Each line of the data below that holds the word "icon" is to be reported in full.

BEGIN ENTRIES SHOWN

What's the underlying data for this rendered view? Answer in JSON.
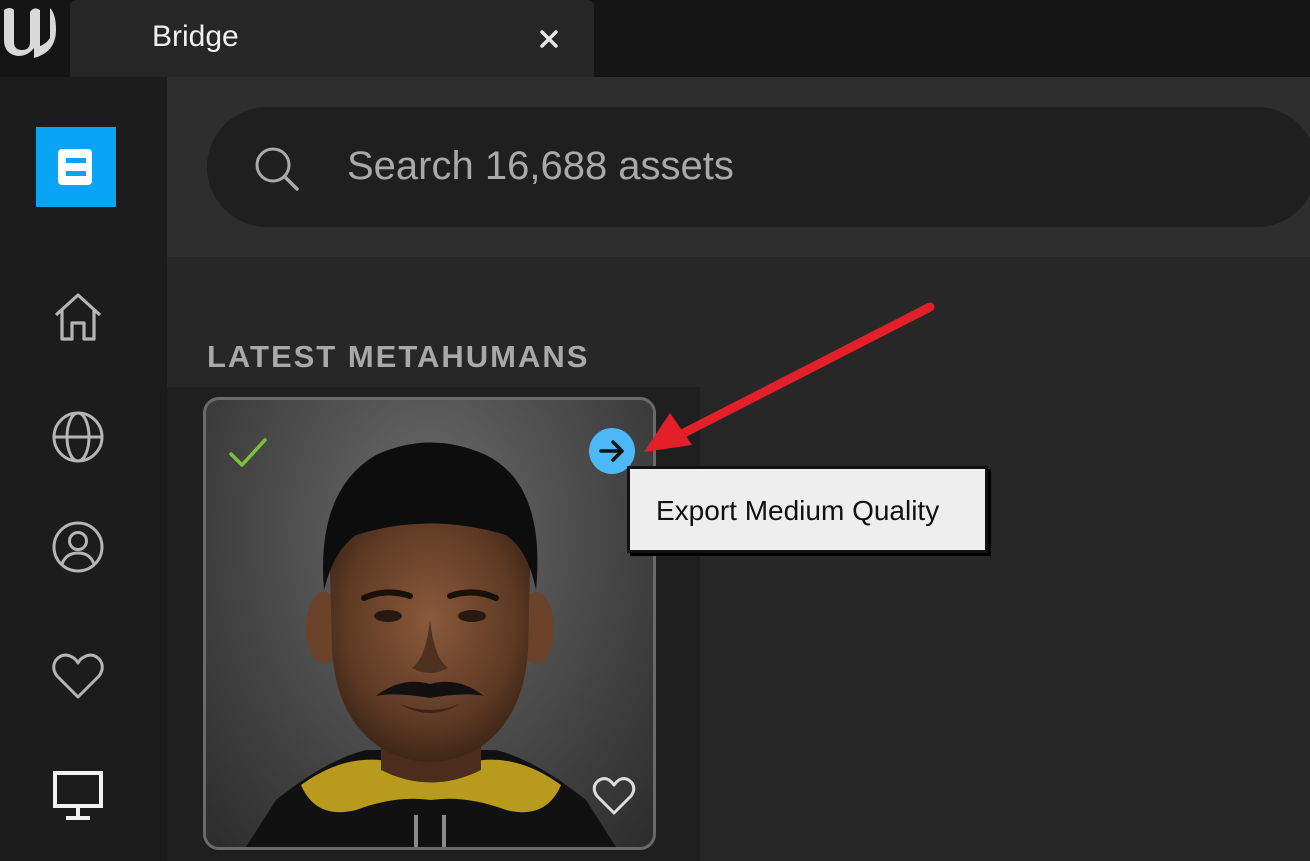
{
  "app": {
    "logo_icon": "unreal-engine-logo-icon"
  },
  "tab": {
    "title": "Bridge",
    "close_icon": "close-icon"
  },
  "sidebar": {
    "logo_icon": "bridge-logo-icon",
    "accent": "#0aa4f7",
    "items": [
      {
        "icon": "home-icon"
      },
      {
        "icon": "globe-icon"
      },
      {
        "icon": "user-icon"
      },
      {
        "icon": "heart-icon"
      },
      {
        "icon": "monitor-icon",
        "active": true
      }
    ]
  },
  "search": {
    "placeholder": "Search 16,688 assets",
    "value": "",
    "icon": "search-icon"
  },
  "section": {
    "title": "LATEST METAHUMANS"
  },
  "card": {
    "downloaded_icon": "checkmark-icon",
    "favorite_icon": "heart-icon",
    "check_color": "#7ec13a",
    "export_icon": "arrow-right-icon",
    "export_color": "#4cb8f6"
  },
  "tooltip": {
    "text": "Export Medium Quality"
  },
  "annotation": {
    "arrow_color": "#e3202a"
  }
}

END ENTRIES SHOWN

EXERCISE SOLUTION:
    "logo_icon": "unreal-engine-logo-icon"
    "close_icon": "close-icon"
    "logo_icon": "bridge-logo-icon",
        "icon": "home-icon"
        "icon": "globe-icon"
        "icon": "user-icon"
        "icon": "heart-icon"
        "icon": "monitor-icon",
    "icon": "search-icon"
    "downloaded_icon": "checkmark-icon",
    "favorite_icon": "heart-icon",
    "export_icon": "arrow-right-icon",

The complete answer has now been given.